If an alien – I don’t mean the acid-drooling, cockroachey, slobbering kind, but instead, the soft, furry kind that would hold a borderline obsessive interest in our housecats – if this alien were to drop from the sky on April 6 and land in the middle of Olive Avenue, how would we describe a parade to it?
It’s a people zoo in reverse — rather than traveling to the exhibits, the exhibits come to you in a preordained order on a pre-plotted path. You stand there for a couple of hours and watch the same emergency vehicles you always see; only now they’re traveling at one-twentieth their usual speed, with candy flying from the windows.
That’s at face value. There’s something more to it, right? There’s something that compels us to return to it, to watch each year as Burbank on Parade puts the best of what the city offers on mobile display.
Carey Briggs and his team think they’ve cracked it.
“There aren’t many opportunities a citizen can get out and meet a celebrity, a city council rep, a state senator,” Briggs said. “It’s about identifying with your school principal — it’s a tangible thing, meeting your community.”
In 2012, Briggs and a core group of volunteers set out to save Burbank on Parade from near cancellation. Last year, the Burbank Police Department had withdrawn its donations of street barricades for closures along the Olive Avenue route, and this year the department withdrew its officers altogether.
Briggs and the parade board, about 10 core volunteers in all, began hitting the road for donations beginning in August. They canvassed the chamber of commerce, Burbank businesses and anyone else who could spare some donations to fund the 2013 event.
They were driven, Briggs said, by a duty to preserve a unique community-building event. It’s a throwback to bygone days where such parades were held in communities all over Southern California, first saluting soldiers as they returned from World War II, then recognizing the many layers of society that made these towns what they are.
Burbank’s parade drew hundreds of thousands of visitors in the 1950s with a multi-day gala bash. This year, it’s a single parade at 11 a.m. led by grand marshal Tim Conway Jr. Though it’s distinctively Burbank, the parade will draw hundreds from surrounding areas because, as Briggs puts it, it’s a tradition and it’s lost in many communities.

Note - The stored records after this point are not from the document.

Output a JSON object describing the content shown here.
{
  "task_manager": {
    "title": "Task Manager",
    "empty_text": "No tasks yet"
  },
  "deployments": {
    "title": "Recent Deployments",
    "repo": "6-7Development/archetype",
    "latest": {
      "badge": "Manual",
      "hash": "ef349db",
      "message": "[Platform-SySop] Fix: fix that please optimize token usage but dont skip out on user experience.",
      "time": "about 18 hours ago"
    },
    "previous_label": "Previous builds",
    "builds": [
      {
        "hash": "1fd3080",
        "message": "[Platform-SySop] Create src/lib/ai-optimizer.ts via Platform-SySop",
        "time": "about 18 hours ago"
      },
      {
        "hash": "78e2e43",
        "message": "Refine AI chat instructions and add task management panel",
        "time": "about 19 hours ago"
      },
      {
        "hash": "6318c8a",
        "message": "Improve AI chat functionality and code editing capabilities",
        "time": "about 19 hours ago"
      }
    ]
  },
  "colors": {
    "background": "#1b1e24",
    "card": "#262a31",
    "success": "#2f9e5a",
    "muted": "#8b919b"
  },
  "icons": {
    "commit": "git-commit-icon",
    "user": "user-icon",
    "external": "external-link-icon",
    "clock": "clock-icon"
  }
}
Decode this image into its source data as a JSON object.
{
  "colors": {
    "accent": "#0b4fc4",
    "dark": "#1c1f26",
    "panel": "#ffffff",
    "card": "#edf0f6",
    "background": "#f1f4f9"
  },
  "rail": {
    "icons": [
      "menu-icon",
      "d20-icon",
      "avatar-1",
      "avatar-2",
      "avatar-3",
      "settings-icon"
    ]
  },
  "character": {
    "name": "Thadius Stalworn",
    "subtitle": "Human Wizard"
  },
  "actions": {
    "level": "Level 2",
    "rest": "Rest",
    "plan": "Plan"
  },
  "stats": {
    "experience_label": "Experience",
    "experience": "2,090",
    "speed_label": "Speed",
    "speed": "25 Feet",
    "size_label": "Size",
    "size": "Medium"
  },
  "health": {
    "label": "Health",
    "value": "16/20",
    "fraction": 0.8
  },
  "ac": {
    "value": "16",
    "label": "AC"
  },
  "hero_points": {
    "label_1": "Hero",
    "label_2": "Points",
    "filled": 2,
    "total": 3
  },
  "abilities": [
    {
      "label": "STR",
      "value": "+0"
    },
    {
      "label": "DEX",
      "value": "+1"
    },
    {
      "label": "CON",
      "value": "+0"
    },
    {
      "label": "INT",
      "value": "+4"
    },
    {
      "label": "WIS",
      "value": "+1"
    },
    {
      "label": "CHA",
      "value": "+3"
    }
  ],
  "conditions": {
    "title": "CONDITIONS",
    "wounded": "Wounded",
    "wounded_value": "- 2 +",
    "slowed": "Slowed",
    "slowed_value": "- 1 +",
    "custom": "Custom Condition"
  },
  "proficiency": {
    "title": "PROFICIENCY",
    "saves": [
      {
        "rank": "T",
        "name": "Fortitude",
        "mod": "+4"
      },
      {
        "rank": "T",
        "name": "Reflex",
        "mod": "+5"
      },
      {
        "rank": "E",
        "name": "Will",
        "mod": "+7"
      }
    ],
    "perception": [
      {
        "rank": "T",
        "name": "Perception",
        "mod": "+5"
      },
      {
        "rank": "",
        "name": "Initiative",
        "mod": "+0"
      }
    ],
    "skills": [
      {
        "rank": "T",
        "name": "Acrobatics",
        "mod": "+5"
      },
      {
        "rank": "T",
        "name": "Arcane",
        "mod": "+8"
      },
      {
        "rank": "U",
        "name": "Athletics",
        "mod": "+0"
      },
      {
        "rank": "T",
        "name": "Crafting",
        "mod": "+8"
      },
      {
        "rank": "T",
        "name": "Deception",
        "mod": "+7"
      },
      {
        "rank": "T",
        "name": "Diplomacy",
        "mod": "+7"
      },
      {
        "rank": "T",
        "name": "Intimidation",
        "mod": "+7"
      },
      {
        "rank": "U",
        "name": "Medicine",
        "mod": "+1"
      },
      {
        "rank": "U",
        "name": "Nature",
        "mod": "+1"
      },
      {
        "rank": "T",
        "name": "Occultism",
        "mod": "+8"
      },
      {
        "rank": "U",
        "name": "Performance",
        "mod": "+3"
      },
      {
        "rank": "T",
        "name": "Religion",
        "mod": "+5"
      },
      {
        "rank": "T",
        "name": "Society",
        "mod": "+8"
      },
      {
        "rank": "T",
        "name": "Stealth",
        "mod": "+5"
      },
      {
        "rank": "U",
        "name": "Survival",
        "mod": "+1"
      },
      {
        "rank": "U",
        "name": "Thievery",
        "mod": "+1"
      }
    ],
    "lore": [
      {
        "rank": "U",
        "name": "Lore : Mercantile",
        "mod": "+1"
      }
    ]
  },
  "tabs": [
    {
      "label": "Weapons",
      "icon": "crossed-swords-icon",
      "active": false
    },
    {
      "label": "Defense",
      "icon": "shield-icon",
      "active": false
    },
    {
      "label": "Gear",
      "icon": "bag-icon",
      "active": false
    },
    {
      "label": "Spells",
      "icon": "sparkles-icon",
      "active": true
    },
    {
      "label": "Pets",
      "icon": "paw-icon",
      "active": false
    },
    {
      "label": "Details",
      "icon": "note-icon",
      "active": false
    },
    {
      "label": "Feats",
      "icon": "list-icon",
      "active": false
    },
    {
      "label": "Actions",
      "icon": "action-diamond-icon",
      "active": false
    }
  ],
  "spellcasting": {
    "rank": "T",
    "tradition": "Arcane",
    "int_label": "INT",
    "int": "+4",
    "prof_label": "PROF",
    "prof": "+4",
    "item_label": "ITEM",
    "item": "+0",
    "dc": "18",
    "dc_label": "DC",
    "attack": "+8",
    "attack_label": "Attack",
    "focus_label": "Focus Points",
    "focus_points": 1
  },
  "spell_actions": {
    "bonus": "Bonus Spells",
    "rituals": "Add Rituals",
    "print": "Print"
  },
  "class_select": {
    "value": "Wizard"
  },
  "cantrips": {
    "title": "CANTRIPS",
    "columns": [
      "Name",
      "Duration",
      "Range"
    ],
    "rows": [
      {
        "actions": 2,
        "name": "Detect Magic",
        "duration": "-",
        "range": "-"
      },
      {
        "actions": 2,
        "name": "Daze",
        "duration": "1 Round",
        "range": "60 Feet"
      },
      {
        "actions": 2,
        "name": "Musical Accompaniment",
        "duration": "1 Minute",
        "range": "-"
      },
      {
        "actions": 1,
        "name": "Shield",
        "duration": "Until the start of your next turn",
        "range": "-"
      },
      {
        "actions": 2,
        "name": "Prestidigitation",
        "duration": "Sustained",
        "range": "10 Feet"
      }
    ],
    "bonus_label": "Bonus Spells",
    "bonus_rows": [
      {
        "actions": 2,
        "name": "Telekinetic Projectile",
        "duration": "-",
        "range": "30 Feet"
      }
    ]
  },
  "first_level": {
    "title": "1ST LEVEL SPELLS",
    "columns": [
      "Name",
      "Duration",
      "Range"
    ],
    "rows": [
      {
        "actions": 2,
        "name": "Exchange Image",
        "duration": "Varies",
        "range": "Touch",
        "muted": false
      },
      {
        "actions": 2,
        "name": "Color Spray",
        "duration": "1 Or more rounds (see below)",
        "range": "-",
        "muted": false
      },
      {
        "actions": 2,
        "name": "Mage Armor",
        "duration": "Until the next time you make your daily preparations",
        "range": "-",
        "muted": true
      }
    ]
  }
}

This year, organizers plan to home in on Burbank-specific businesses and groups. They estimate about 300 businesses are related to the studios, a fitting spin for the parade’s “Let’s Go to the Movies” theme.
“It’s transforming,” Briggs said. “We’re really trying to make it a great showcase of Burbank.”
About 150 volunteers are expected to make Burbank on Parade a reality, and you can join them by calling (818) 562-7801 or by visiting burbankonparade.com.
Should the aliens land that day and they’re not scared off by the Transformers vehicles, they might see a city involved in creating real interactions in a time when its inhabitants can so easily forego those connections. That may not necessarily make us better people, but it’s what makes us human.